Robert Kloss on 2009
I’m drawn to heroes, the need for heroes, the inspiration of heroes, the failures of heroes. The egomania and madness of heroes. I believe in heroes, I suppose, the same way I believe in the potentials of fiction. That, plus my midwestern born football fanaticism, determines my moment of 2009. Late August, the scene: Brett Favre being driven to his new team while helicopters circled overhead. Brett Favre stepping out of the car, shaking hands with new coaches, his wife in tow, helicopters yet circling. Moments later, Brett Favre zipping passes to his new teammates. Already, championship starved Minnesota wondered: Is this the year?
For me, the moment was the return of the hero, Beowulf stalking back from retirement for one last shot at the dragon. Beowulf’s ego, Beowulf’s sense of duty, Beowulf’s fatal foolishness. Now, although his deeds aren’t really deeds, a football hero is still a hero if he manages to rouse within us a belief in certain possibilities, a greatness perhaps, much the same as the stuff a writer writes matters although, as my students sometimes insist, this stuff never happened, this stuff has no tangible relation to what goes on around us.
That Favre went on to have a terrific season, a nearly unprecedented season for an athlete his age, enhanced that first moment, cast it with an even more glorious sheen. His failure, was perhaps his finest moment: gray and worn, carried off the field with a badly twisted ankle, only to hobble back, again and again, beaten like he’d never been before, and yet never bowing, always firing away, was somehow even finer than the rest. Somehow our finest moments are the refusal to quit against the harsh inevitable failure.
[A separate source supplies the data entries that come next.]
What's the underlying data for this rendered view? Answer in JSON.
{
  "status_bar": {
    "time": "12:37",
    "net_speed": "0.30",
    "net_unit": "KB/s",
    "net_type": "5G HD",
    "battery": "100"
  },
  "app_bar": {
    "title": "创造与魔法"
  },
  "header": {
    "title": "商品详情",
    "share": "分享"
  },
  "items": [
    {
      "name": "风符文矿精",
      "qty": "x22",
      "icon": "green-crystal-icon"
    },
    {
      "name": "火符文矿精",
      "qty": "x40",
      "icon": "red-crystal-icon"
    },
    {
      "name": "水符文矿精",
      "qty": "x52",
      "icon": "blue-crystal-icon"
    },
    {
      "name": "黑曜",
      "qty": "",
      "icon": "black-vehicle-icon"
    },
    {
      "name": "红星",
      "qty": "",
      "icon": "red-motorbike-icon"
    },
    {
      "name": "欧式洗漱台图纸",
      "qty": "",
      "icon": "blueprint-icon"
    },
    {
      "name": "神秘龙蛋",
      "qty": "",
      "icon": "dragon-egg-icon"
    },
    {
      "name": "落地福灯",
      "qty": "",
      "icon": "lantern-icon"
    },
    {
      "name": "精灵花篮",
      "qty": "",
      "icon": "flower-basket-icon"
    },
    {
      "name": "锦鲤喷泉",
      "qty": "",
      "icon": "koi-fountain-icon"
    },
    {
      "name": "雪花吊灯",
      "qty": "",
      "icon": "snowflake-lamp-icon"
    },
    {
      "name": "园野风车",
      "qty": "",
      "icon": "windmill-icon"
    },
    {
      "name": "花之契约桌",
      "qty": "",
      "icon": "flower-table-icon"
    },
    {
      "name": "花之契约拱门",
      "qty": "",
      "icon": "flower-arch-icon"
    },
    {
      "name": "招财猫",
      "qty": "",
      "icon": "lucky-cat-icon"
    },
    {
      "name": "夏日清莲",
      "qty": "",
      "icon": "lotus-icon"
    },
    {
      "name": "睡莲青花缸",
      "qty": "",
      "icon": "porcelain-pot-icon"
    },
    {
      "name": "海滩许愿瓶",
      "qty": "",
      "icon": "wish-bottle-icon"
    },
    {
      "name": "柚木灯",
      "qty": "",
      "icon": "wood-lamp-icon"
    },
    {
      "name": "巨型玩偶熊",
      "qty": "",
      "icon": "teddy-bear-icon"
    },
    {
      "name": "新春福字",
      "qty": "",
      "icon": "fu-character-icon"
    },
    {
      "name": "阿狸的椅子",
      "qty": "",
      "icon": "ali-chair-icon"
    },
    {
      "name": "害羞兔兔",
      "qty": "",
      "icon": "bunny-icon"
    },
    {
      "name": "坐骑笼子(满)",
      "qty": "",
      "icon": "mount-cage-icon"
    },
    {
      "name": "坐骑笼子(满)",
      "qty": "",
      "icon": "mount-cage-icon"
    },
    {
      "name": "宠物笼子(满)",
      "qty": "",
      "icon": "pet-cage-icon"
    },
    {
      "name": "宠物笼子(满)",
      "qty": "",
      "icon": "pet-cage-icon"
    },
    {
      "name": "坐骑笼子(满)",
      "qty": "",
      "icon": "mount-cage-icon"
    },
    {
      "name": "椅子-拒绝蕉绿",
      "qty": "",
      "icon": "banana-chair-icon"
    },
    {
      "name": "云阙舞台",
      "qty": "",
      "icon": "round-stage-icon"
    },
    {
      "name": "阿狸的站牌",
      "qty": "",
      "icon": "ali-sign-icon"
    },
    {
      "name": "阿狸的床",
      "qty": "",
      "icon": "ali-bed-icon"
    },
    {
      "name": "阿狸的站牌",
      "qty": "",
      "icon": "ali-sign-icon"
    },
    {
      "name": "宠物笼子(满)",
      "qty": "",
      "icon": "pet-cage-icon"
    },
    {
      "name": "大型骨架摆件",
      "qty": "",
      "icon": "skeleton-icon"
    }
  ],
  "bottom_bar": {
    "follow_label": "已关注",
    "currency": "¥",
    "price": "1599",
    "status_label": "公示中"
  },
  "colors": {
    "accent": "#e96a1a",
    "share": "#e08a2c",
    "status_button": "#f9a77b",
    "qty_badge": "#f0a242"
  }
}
These moments often best captured by our greatest writers, Santiago and his raw red hands against the cruelty of the heavens. Beckett’s unnameable, muttering along, against the silence of the heavens, I can’t go on, I will go on. Sometimes captured by our athletes, images seen by helicopters hovering above.